Were you always a very good player of spin bowling?
I enjoy the challenge of facing spin. It’s an art really, isn’t it? Like the seaming ball in England. It’s an art that you have to try and master. I think watching the best players of spin around the world definitely helps. Seeing the different options they take, you look at AB de Villiers and Virat Kohli for instance, two people I look up to massively. You watch both of those guys, they sweep well, they use their feet incredibly well, and they can put the other bowler under pressure consistently. That’s the key thing. Whether you are hitting one or hitting four, you’ve got to have that intent, especially in the shorter formats of the game. It’s just so a bowler can’t settle into a rhythm. It’s no different to a guy who’s bowling well with the seaming ball. There has to be some pressure put back on the bowler – otherwise, it’s inevitable what will happen.
But again, like I said, it’s something I’ve worked hard on. The last three weeks have been a massive focus for a lot of us. We’ve had little group sessions. We’ve got a second ground in Delhi where we have three players every day that go out and practice against spin. We have net bowlers and some of our spinners come and bowl. And because there’s only three of you, you have as much time as you need and want essentially. So it’s brilliant.

“I enjoy the challenge of facing spin. It’s an art really, isn’t it? Like the seaming ball in England. It’s an art that you have to try and master. I think watching the best players of spin around the world definitely helps. Seeing the different options they take, you look at AB de Villiers and Virat Kohli for instance, two people I look up to massively. You watch both of those guys, they sweep well, they use their feet incredibly well, and they can put the other bowler under pressure consistently. That’s the key thing.”

Dravid and Upton have a lot of one-on-one sessions with the young players. What is the kind of input you get from those sessions?
It’s about getting to know you as a player, what makes you tick. Obviously in this environment with a lot of new faces, they don’t necessarily know you as a bloke. But it’s about getting to build that relationship, which will obviously help on the field. As a player, you want to be in the right mental space to go out and perform. That’s what it is really. I know it sounds simple, but it’s really not more complex than that. Just talking really. It’s amazing what a chat can do in terms of changing your frame of mind, whether it’s on a technical issue, or even a mental issue about the game.
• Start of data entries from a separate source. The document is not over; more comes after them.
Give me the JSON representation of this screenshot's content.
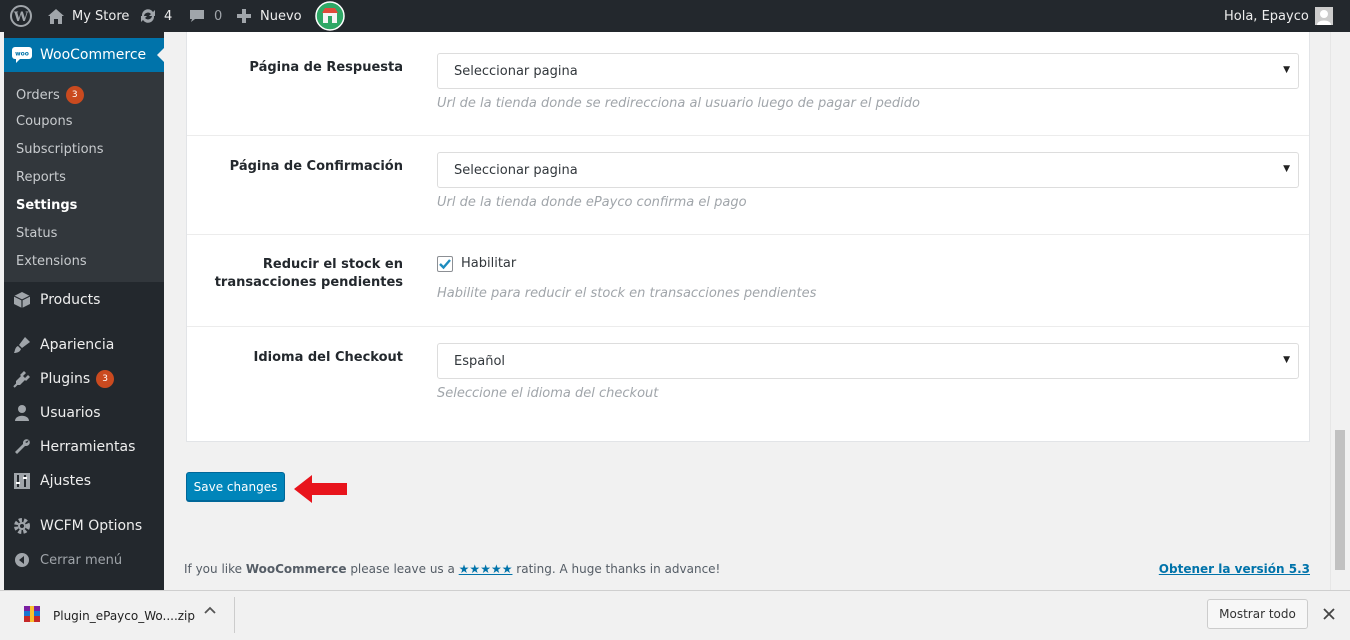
{
  "adminbar": {
    "site_name": "My Store",
    "updates_count": "4",
    "comments_count": "0",
    "new_label": "Nuevo",
    "greeting": "Hola, Epayco"
  },
  "sidebar": {
    "woocommerce_label": "WooCommerce",
    "woo_submenu": [
      {
        "label": "Orders",
        "badge": "3"
      },
      {
        "label": "Coupons"
      },
      {
        "label": "Subscriptions"
      },
      {
        "label": "Reports"
      },
      {
        "label": "Settings"
      },
      {
        "label": "Status"
      },
      {
        "label": "Extensions"
      }
    ],
    "menu": [
      {
        "label": "Products",
        "icon": "box-icon"
      },
      {
        "label": "Apariencia",
        "icon": "brush-icon"
      },
      {
        "label": "Plugins",
        "icon": "plugin-icon",
        "badge": "3"
      },
      {
        "label": "Usuarios",
        "icon": "user-icon"
      },
      {
        "label": "Herramientas",
        "icon": "wrench-icon"
      },
      {
        "label": "Ajustes",
        "icon": "sliders-icon"
      },
      {
        "label": "WCFM Options",
        "icon": "gear-icon"
      },
      {
        "label": "Cerrar menú",
        "icon": "collapse-icon"
      }
    ]
  },
  "settings": {
    "response_page": {
      "label": "Página de Respuesta",
      "value": "Seleccionar pagina",
      "description": "Url de la tienda donde se redirecciona al usuario luego de pagar el pedido"
    },
    "confirmation_page": {
      "label": "Página de Confirmación",
      "value": "Seleccionar pagina",
      "description": "Url de la tienda donde ePayco confirma el pago"
    },
    "reduce_stock": {
      "label_line1": "Reducir el stock en",
      "label_line2": "transacciones pendientes",
      "checkbox_label": "Habilitar",
      "checked": true,
      "description": "Habilite para reducir el stock en transacciones pendientes"
    },
    "checkout_language": {
      "label": "Idioma del Checkout",
      "value": "Español",
      "description": "Seleccione el idioma del checkout"
    }
  },
  "save_button": "Save changes",
  "footer": {
    "prefix": "If you like ",
    "brand": "WooCommerce",
    "middle": " please leave us a ",
    "stars": "★★★★★",
    "suffix": " rating. A huge thanks in advance!",
    "version_link": "Obtener la versión 5.3"
  },
  "downloads": {
    "file_name": "Plugin_ePayco_Wo....zip",
    "show_all": "Mostrar todo"
  },
  "colors": {
    "admin_bg": "#23282d",
    "accent_blue": "#0073aa",
    "button_blue": "#0085ba",
    "badge_orange": "#ca4a1f",
    "annotation_red": "#e8141c"
  }
}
Zaheer as a captain has been one of the understated reasons for Delhi’s good run. What have you picked up from watching him?
Yeah, he’s been fantastic. From the batting point of view, the massive thing about him is, when I was batting, he set a field to me with (Mohammed) Shami and one of the young guys bowling yorkers. Just the way he set that field was totally out of the box. There was no long-on, he moved round to cow corner because he knew I was just a filthy slogger anyway (laughs). As a batsman, you don’t necessarily know that he’s going to bowl a yorker with that field. He can bowl a bumper, he can bowl a slower ball. So it puts the pressure back on you as a batter because where you want to be as a batter is knowing exactly where the bowler is going to bowl. It makes it easier if you’re one step ahead and all the best players do that. I keep talking of de Villiers, but that’s the prime example. When he sweeps or goes over extra cover, seemingly he knows what the bowler is going to bowl. That’s half the battle won. Zaheer is kind of turning the tables a bit and actually giving the bowlers more options and keeping the batsmen guessing.